● **AIM OF THE EXERCISE**:
Go through the lines below. Copy those with "Probes".

● **INPUT RECORDS**:

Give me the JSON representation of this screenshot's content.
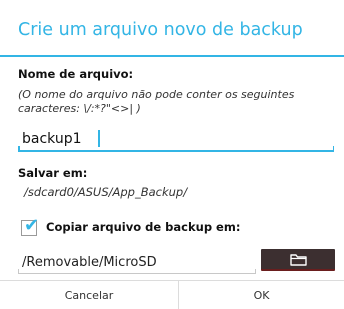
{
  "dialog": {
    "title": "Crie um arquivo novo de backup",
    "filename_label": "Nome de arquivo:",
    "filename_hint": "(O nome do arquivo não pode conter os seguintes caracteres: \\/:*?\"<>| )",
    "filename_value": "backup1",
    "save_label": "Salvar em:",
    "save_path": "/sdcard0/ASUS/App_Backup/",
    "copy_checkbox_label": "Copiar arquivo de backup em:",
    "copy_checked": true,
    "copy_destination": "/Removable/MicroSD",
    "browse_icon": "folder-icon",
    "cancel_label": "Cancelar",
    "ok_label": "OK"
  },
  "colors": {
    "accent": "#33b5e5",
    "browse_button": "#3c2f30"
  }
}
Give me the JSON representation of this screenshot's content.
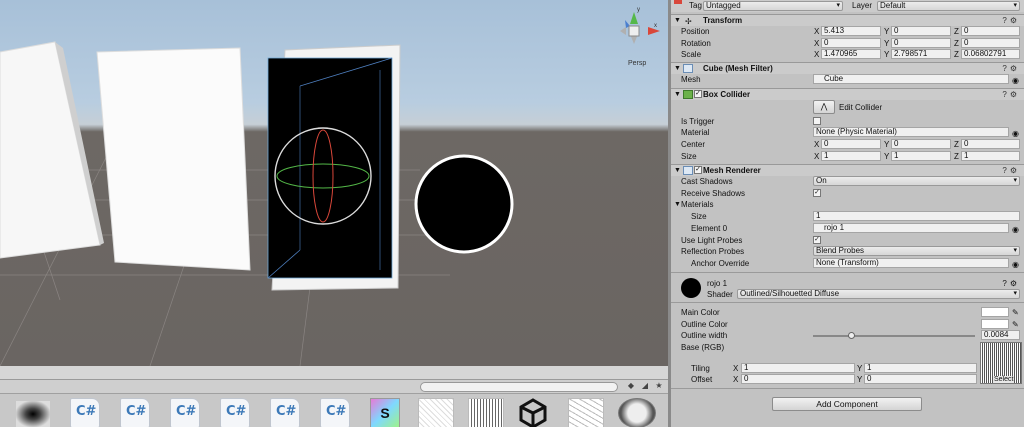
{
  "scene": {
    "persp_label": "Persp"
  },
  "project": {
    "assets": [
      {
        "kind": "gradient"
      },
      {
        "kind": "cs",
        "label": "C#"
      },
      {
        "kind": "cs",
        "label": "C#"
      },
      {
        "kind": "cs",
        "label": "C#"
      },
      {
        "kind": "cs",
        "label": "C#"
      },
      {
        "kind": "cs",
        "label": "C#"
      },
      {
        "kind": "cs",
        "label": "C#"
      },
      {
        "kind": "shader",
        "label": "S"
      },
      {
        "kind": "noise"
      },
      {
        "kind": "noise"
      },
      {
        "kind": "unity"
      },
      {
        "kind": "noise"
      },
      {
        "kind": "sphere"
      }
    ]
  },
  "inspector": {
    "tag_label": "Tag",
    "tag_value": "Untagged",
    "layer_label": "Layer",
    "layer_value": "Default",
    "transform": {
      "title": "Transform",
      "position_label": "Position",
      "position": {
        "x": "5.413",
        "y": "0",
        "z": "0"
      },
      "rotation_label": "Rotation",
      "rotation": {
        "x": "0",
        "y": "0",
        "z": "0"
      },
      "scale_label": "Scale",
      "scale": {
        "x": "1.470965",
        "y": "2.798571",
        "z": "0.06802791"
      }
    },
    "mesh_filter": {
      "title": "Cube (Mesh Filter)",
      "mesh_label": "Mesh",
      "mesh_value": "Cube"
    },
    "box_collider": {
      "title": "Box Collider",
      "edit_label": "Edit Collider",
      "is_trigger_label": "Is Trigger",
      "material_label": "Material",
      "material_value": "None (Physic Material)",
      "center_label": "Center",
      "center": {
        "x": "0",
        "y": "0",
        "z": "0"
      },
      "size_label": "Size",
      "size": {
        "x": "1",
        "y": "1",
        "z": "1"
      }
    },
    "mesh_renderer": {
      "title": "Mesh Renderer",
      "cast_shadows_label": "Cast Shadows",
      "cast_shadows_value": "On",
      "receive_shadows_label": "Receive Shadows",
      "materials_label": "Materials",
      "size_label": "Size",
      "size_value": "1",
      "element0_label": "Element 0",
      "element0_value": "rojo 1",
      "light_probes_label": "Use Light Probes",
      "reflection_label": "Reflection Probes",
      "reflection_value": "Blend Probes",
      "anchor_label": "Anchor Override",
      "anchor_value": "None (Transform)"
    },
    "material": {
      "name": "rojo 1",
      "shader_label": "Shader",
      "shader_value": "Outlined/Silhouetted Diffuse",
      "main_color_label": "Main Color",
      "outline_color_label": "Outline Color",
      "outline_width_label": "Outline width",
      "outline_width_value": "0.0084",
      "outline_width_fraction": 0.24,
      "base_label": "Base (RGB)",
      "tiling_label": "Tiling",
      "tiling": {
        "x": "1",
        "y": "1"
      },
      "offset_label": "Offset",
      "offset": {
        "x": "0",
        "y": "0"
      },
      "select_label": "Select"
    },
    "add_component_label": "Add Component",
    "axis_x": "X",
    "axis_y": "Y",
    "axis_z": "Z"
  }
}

● **SOLUTION FOR THIS PROBLEM**:
      "light_probes_label": "Use Light Probes",
      "reflection_label": "Reflection Probes",
      "reflection_value": "Blend Probes",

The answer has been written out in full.